======== Information supplied

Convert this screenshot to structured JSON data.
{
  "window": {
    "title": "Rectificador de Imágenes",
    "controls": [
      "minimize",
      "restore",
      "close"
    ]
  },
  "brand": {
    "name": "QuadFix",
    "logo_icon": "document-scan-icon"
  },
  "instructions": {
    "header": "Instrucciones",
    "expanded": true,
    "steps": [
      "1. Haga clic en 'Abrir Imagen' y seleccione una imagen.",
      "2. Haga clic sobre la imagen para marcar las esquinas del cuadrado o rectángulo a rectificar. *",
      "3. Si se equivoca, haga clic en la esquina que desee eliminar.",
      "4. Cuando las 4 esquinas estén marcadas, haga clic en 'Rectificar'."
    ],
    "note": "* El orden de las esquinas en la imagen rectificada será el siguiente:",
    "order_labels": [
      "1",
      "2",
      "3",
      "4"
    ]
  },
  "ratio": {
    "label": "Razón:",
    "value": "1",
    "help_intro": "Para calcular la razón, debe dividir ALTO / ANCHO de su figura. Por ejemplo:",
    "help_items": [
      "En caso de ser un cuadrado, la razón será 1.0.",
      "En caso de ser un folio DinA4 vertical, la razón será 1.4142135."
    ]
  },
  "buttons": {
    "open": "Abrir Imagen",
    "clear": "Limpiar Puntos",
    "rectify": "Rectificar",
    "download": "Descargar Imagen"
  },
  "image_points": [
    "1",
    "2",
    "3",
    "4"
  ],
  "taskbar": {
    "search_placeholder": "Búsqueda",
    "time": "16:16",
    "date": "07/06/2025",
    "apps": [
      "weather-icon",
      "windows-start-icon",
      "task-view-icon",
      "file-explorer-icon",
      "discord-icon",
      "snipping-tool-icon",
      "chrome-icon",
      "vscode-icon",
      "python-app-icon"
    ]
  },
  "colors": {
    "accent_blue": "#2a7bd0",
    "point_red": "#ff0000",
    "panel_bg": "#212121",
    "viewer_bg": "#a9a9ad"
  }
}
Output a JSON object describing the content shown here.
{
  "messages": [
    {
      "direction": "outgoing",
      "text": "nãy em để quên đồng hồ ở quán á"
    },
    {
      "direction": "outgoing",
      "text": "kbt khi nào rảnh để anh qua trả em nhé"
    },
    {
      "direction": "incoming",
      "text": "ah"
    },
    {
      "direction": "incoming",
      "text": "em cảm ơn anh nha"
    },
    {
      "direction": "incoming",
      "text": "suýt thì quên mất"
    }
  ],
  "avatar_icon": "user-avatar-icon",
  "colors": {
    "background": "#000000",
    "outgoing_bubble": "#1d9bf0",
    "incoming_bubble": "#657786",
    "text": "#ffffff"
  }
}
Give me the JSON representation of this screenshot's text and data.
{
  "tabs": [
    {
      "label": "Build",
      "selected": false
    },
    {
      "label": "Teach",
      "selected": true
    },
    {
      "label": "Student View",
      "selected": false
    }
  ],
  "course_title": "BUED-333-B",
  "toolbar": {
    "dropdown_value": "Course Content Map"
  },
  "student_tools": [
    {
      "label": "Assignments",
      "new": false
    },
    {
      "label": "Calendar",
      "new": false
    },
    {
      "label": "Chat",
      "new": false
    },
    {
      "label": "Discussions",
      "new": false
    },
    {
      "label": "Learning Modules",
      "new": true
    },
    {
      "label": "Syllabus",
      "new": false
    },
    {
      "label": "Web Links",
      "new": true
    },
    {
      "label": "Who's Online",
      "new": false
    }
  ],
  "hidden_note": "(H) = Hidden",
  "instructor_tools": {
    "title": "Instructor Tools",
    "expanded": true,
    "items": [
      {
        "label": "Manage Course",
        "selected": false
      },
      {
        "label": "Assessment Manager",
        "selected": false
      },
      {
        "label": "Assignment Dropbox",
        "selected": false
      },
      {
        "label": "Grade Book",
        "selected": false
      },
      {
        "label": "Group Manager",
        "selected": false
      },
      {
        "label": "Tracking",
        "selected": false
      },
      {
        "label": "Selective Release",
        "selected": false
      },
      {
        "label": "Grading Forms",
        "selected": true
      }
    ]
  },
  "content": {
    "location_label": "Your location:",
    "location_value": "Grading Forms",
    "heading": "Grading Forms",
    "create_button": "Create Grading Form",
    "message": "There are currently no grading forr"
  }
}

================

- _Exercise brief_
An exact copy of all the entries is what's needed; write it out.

- _Your response_
Convert this screenshot to structured JSON data.
{
  "window": {
    "title": "Rectificador de Imágenes",
    "controls": [
      "minimize",
      "restore",
      "close"
    ]
  },
  "brand": {
    "name": "QuadFix",
    "logo_icon": "document-scan-icon"
  },
  "instructions": {
    "header": "Instrucciones",
    "expanded": true,
    "steps": [
      "1. Haga clic en 'Abrir Imagen' y seleccione una imagen.",
      "2. Haga clic sobre la imagen para marcar las esquinas del cuadrado o rectángulo a rectificar. *",
      "3. Si se equivoca, haga clic en la esquina que desee eliminar.",
      "4. Cuando las 4 esquinas estén marcadas, haga clic en 'Rectificar'."
    ],
    "note": "* El orden de las esquinas en la imagen rectificada será el siguiente:",
    "order_labels": [
      "1",
      "2",
      "3",
      "4"
    ]
  },
  "ratio": {
    "label": "Razón:",
    "value": "1",
    "help_intro": "Para calcular la razón, debe dividir ALTO / ANCHO de su figura. Por ejemplo:",
    "help_items": [
      "En caso de ser un cuadrado, la razón será 1.0.",
      "En caso de ser un folio DinA4 vertical, la razón será 1.4142135."
    ]
  },
  "buttons": {
    "open": "Abrir Imagen",
    "clear": "Limpiar Puntos",
    "rectify": "Rectificar",
    "download": "Descargar Imagen"
  },
  "image_points": [
    "1",
    "2",
    "3",
    "4"
  ],
  "taskbar": {
    "search_placeholder": "Búsqueda",
    "time": "16:16",
    "date": "07/06/2025",
    "apps": [
      "weather-icon",
      "windows-start-icon",
      "task-view-icon",
      "file-explorer-icon",
      "discord-icon",
      "snipping-tool-icon",
      "chrome-icon",
      "vscode-icon",
      "python-app-icon"
    ]
  },
  "colors": {
    "accent_blue": "#2a7bd0",
    "point_red": "#ff0000",
    "panel_bg": "#212121",
    "viewer_bg": "#a9a9ad"
  }
}
Output a JSON object describing the content shown here.
{
  "messages": [
    {
      "direction": "outgoing",
      "text": "nãy em để quên đồng hồ ở quán á"
    },
    {
      "direction": "outgoing",
      "text": "kbt khi nào rảnh để anh qua trả em nhé"
    },
    {
      "direction": "incoming",
      "text": "ah"
    },
    {
      "direction": "incoming",
      "text": "em cảm ơn anh nha"
    },
    {
      "direction": "incoming",
      "text": "suýt thì quên mất"
    }
  ],
  "avatar_icon": "user-avatar-icon",
  "colors": {
    "background": "#000000",
    "outgoing_bubble": "#1d9bf0",
    "incoming_bubble": "#657786",
    "text": "#ffffff"
  }
}
Give me the JSON representation of this screenshot's text and data.
{
  "tabs": [
    {
      "label": "Build",
      "selected": false
    },
    {
      "label": "Teach",
      "selected": true
    },
    {
      "label": "Student View",
      "selected": false
    }
  ],
  "course_title": "BUED-333-B",
  "toolbar": {
    "dropdown_value": "Course Content Map"
  },
  "student_tools": [
    {
      "label": "Assignments",
      "new": false
    },
    {
      "label": "Calendar",
      "new": false
    },
    {
      "label": "Chat",
      "new": false
    },
    {
      "label": "Discussions",
      "new": false
    },
    {
      "label": "Learning Modules",
      "new": true
    },
    {
      "label": "Syllabus",
      "new": false
    },
    {
      "label": "Web Links",
      "new": true
    },
    {
      "label": "Who's Online",
      "new": false
    }
  ],
  "hidden_note": "(H) = Hidden",
  "instructor_tools": {
    "title": "Instructor Tools",
    "expanded": true,
    "items": [
      {
        "label": "Manage Course",
        "selected": false
      },
      {
        "label": "Assessment Manager",
        "selected": false
      },
      {
        "label": "Assignment Dropbox",
        "selected": false
      },
      {
        "label": "Grade Book",
        "selected": false
      },
      {
        "label": "Group Manager",
        "selected": false
      },
      {
        "label": "Tracking",
        "selected": false
      },
      {
        "label": "Selective Release",
        "selected": false
      },
      {
        "label": "Grading Forms",
        "selected": true
      }
    ]
  },
  "content": {
    "location_label": "Your location:",
    "location_value": "Grading Forms",
    "heading": "Grading Forms",
    "create_button": "Create Grading Form",
    "message": "There are currently no grading forr"
  }
}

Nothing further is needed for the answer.